      • Founders, owners, heads of customer service, and salespeople with ‘important’ clients are the biggest culprit of this.
    • Unplanned work that is additional to the sprint:
      • Many software companies have a service-level agreement with customers that bugs of a certain category will be fixed within x Often, the company will not have resources allocated solely to fixing bugs so urgent bug fixes interrupt planned sprint work.

    Frequent multitasking and interruptions lead to decreased productivity and sprint performance as developers have more ‘pick-up, put-down’ time and less ‘in the zone’ uninterrupted time.

    Two Expert Tips to Increase Your Team’s Sprint Performance

    If you recognise these challenges in your software development team then don’t worry, you’re not alone, and there is a way to address these issues!

    Encourage your team to work together, not in isolation

    Rather than developers looking at their individual tasks, we want developers to be looking at the whole team’s work when considering what needs to be completed in the sprint.
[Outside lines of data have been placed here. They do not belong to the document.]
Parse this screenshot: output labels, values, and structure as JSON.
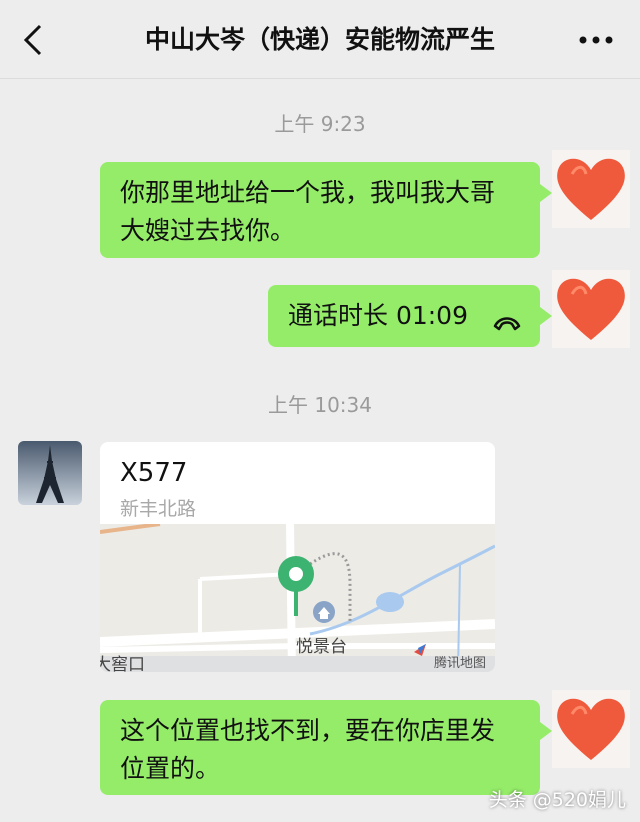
{
  "header": {
    "title": "中山大岑（快递）安能物流严生"
  },
  "messages": {
    "time1": "上午 9:23",
    "msg1_line1": "你那里地址给一个我，我叫我大哥",
    "msg1_line2": "大嫂过去找你。",
    "call_label": "通话时长 01:09",
    "time2": "上午 10:34",
    "location": {
      "name": "X577",
      "address": "新丰北路",
      "poi_label": "悦景台",
      "road_label": "大窖口",
      "provider": "腾讯地图"
    },
    "msg2_line1": "这个位置也找不到，要在你店里发",
    "msg2_line2": "位置的。"
  },
  "watermark": "头条 @520娟儿",
  "icons": {
    "back": "back-chevron-icon",
    "more": "more-dots-icon",
    "call": "phone-hangup-icon",
    "avatar_me": "heart-avatar",
    "avatar_other": "eiffel-tower-avatar",
    "pin": "map-pin-icon"
  },
  "colors": {
    "bubble_out": "#95ec69",
    "pin": "#3cb371",
    "heart": "#f05a3c"
  }
}
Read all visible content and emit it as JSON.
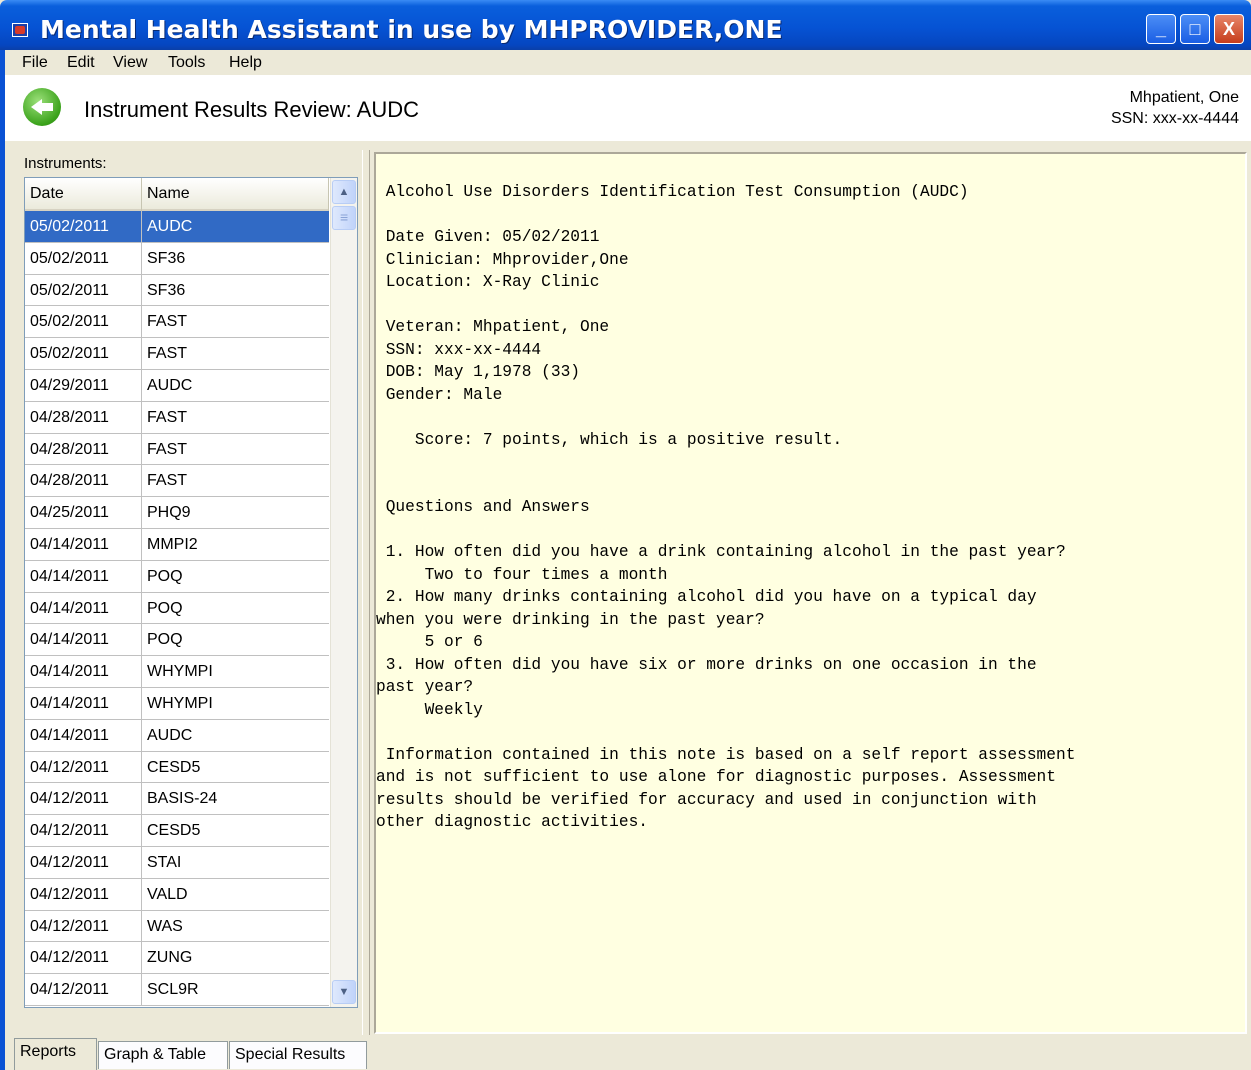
{
  "window": {
    "title": "Mental Health Assistant in use by MHPROVIDER,ONE",
    "minimize": "_",
    "maximize": "□",
    "close": "X"
  },
  "menu": [
    "File",
    "Edit",
    "View",
    "Tools",
    "Help"
  ],
  "header": {
    "title": "Instrument Results Review: AUDC",
    "patient_name": "Mhpatient, One",
    "patient_ssn": "SSN: xxx-xx-4444"
  },
  "instruments": {
    "label": "Instruments:",
    "columns": [
      "Date",
      "Name"
    ],
    "selected_index": 0,
    "rows": [
      {
        "date": "05/02/2011",
        "name": "AUDC"
      },
      {
        "date": "05/02/2011",
        "name": "SF36"
      },
      {
        "date": "05/02/2011",
        "name": "SF36"
      },
      {
        "date": "05/02/2011",
        "name": "FAST"
      },
      {
        "date": "05/02/2011",
        "name": "FAST"
      },
      {
        "date": "04/29/2011",
        "name": "AUDC"
      },
      {
        "date": "04/28/2011",
        "name": "FAST"
      },
      {
        "date": "04/28/2011",
        "name": "FAST"
      },
      {
        "date": "04/28/2011",
        "name": "FAST"
      },
      {
        "date": "04/25/2011",
        "name": "PHQ9"
      },
      {
        "date": "04/14/2011",
        "name": "MMPI2"
      },
      {
        "date": "04/14/2011",
        "name": "POQ"
      },
      {
        "date": "04/14/2011",
        "name": "POQ"
      },
      {
        "date": "04/14/2011",
        "name": "POQ"
      },
      {
        "date": "04/14/2011",
        "name": "WHYMPI"
      },
      {
        "date": "04/14/2011",
        "name": "WHYMPI"
      },
      {
        "date": "04/14/2011",
        "name": "AUDC"
      },
      {
        "date": "04/12/2011",
        "name": "CESD5"
      },
      {
        "date": "04/12/2011",
        "name": "BASIS-24"
      },
      {
        "date": "04/12/2011",
        "name": "CESD5"
      },
      {
        "date": "04/12/2011",
        "name": "STAI"
      },
      {
        "date": "04/12/2011",
        "name": "VALD"
      },
      {
        "date": "04/12/2011",
        "name": "WAS"
      },
      {
        "date": "04/12/2011",
        "name": "ZUNG"
      },
      {
        "date": "04/12/2011",
        "name": "SCL9R"
      }
    ]
  },
  "report": {
    "text": " Alcohol Use Disorders Identification Test Consumption (AUDC)\n\n Date Given: 05/02/2011\n Clinician: Mhprovider,One\n Location: X-Ray Clinic\n\n Veteran: Mhpatient, One\n SSN: xxx-xx-4444\n DOB: May 1,1978 (33)\n Gender: Male\n\n    Score: 7 points, which is a positive result.\n\n\n Questions and Answers\n\n 1. How often did you have a drink containing alcohol in the past year?\n     Two to four times a month\n 2. How many drinks containing alcohol did you have on a typical day\nwhen you were drinking in the past year?\n     5 or 6\n 3. How often did you have six or more drinks on one occasion in the\npast year?\n     Weekly\n\n Information contained in this note is based on a self report assessment\nand is not sufficient to use alone for diagnostic purposes. Assessment\nresults should be verified for accuracy and used in conjunction with\nother diagnostic activities."
  },
  "tabs": [
    "Reports",
    "Graph & Table",
    "Special Results"
  ],
  "active_tab": 0,
  "colors": {
    "title_bar": "#0653d4",
    "selection": "#316ac5",
    "report_bg": "#ffffe1"
  }
}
Team leaders and developers can help create this shift in focus by encouraging others to look out for tasks later on in the week that they need to do. Individuals still need to look at their individual currently assigned tasks, but having an awareness of how the rest of the team is tracking, and the status of future tasks they will interact with, allows a developer to be able to plan their time better.

    From an overall team perspective, it encourages more teamwork; developers that are ahead of where they need to be during the sprint can help out those who might be tracking behind because a task estimate wasn’t quite right, etc.

     

    When the team works together as a whole, there are increased opportunities for developers to:

    • adjust the plan accordingly;
    • ask for help;
    • talk to other people in the team to get a new perspective when they’re blocked; and
    • point out tasks that are not going to plan or are bigger than expected.

    The increased visibility and communication from a team focus actually allows software developers more freedom and creates less stress as handovers and sprints run more smoothly. There is less management oversight or ‘nagging’ as team leaders can quickly ask anyone how the sprint is going and know the team has each other’s back.

     

    Prevent unexpected or unplanned work from derailing your sprint with a buffer and priority status

    We can minimise the interruptions or ripple effects of unplanned work by building a small buffer of time into the sprint. This means only planning to use, for example, 80% of the team’s capacity and keeping the remaining capacity free to deal with work created by service-level agreements or other interruptions.

    This isn’t a buffer to absorb the variation from shoving work in – we still want to prevent work from being shoved in wherever possible. If the work isn’t required for a service-level agreement, add the urgent item(s) to top of the queue for the next sprint. If you find your sprints are regularly being derailed because key stakeholders can’t wait until the next sprint, consider the length of sprint you’re using. Often, people feel they can wait one week, maybe two at most, but waiting a month for the next sprint to get the work done can be too long.

    Summary

    So, whether you’re looking to increase the sprint performance of your team to gain a competitive advantage or you’re just looking to get rid of some of the day-to-day challenges you face, looking at how you manage the sprint execution is key. When developers work together as a team and there are mechanisms to prevent unexpected work from derailing the sprint, the flow of work is smoother and sprint performance rises.

     

    eBook download link

     

    About the Software Productivity Blog

    A collection of effective guides on Productivity improvement initiatives and implementation ideas to ensure productivity projects have significant system wide benefits. 

    You will read content related to:

    • Process of Continuous Improvement
    • Workflow Management
    • Behavioural/Change Management

    Subscribe to Email Updates

    Recent Posts

    Posts by Topic